The %USER.INDEX% row must have two fields, and can have an optional third field, which is described in the following table:
|1||USER.INDEX||This literal text must be the first field in USER.INDEX.|
|2||parsing_module||In this field of the %USER.INDEX% row, enter the name of your own parsing routine.|
The routine named in this column should examine the search data that has been passed to Btree.Extract to determine whether the custom comparison routine should be called. If you choose, this preprocessor can alter the search data.
Btree.Extract passes four arguments to parsing_module:
Parser(search_val, start_value, user_index_flag, compare_mod)
Parameters for parsing_module (which must be entered in uppercase) are as follows:
In addition to the arguments just described, the labeled Common area USERIX is available to the parsing and compare routines. There are two labeled common variables to provide additional information about the indexed values.The labeled block is defined as follows.
Common /USERIX/ UIX.SM.FLAG, UIX.DCONV
The variable UIX.SM.FLAG is a Boolean value, true if the column is left-justified sorted, and false if the column is right-justified.

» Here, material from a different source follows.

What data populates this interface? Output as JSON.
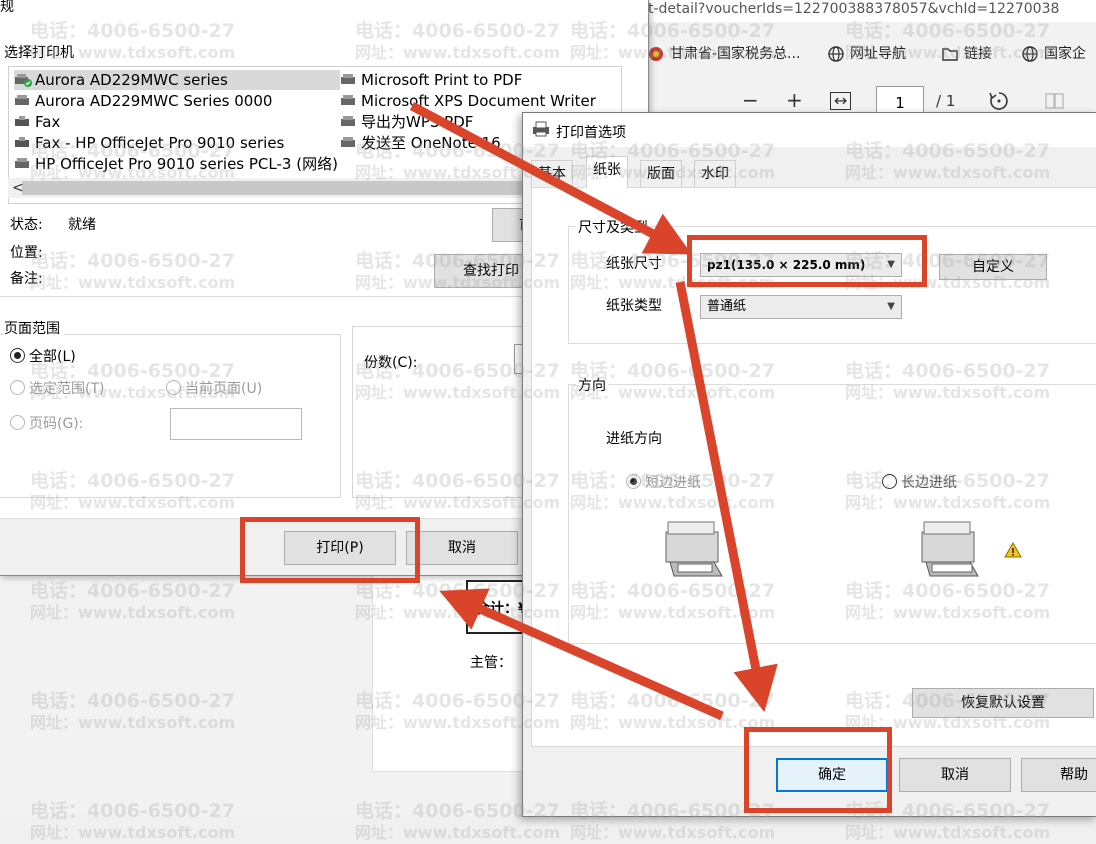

The variable UIX.DCONV contains the output conversion to be applied to the value to change it to its external representation (data is stored in the index in its internal representation).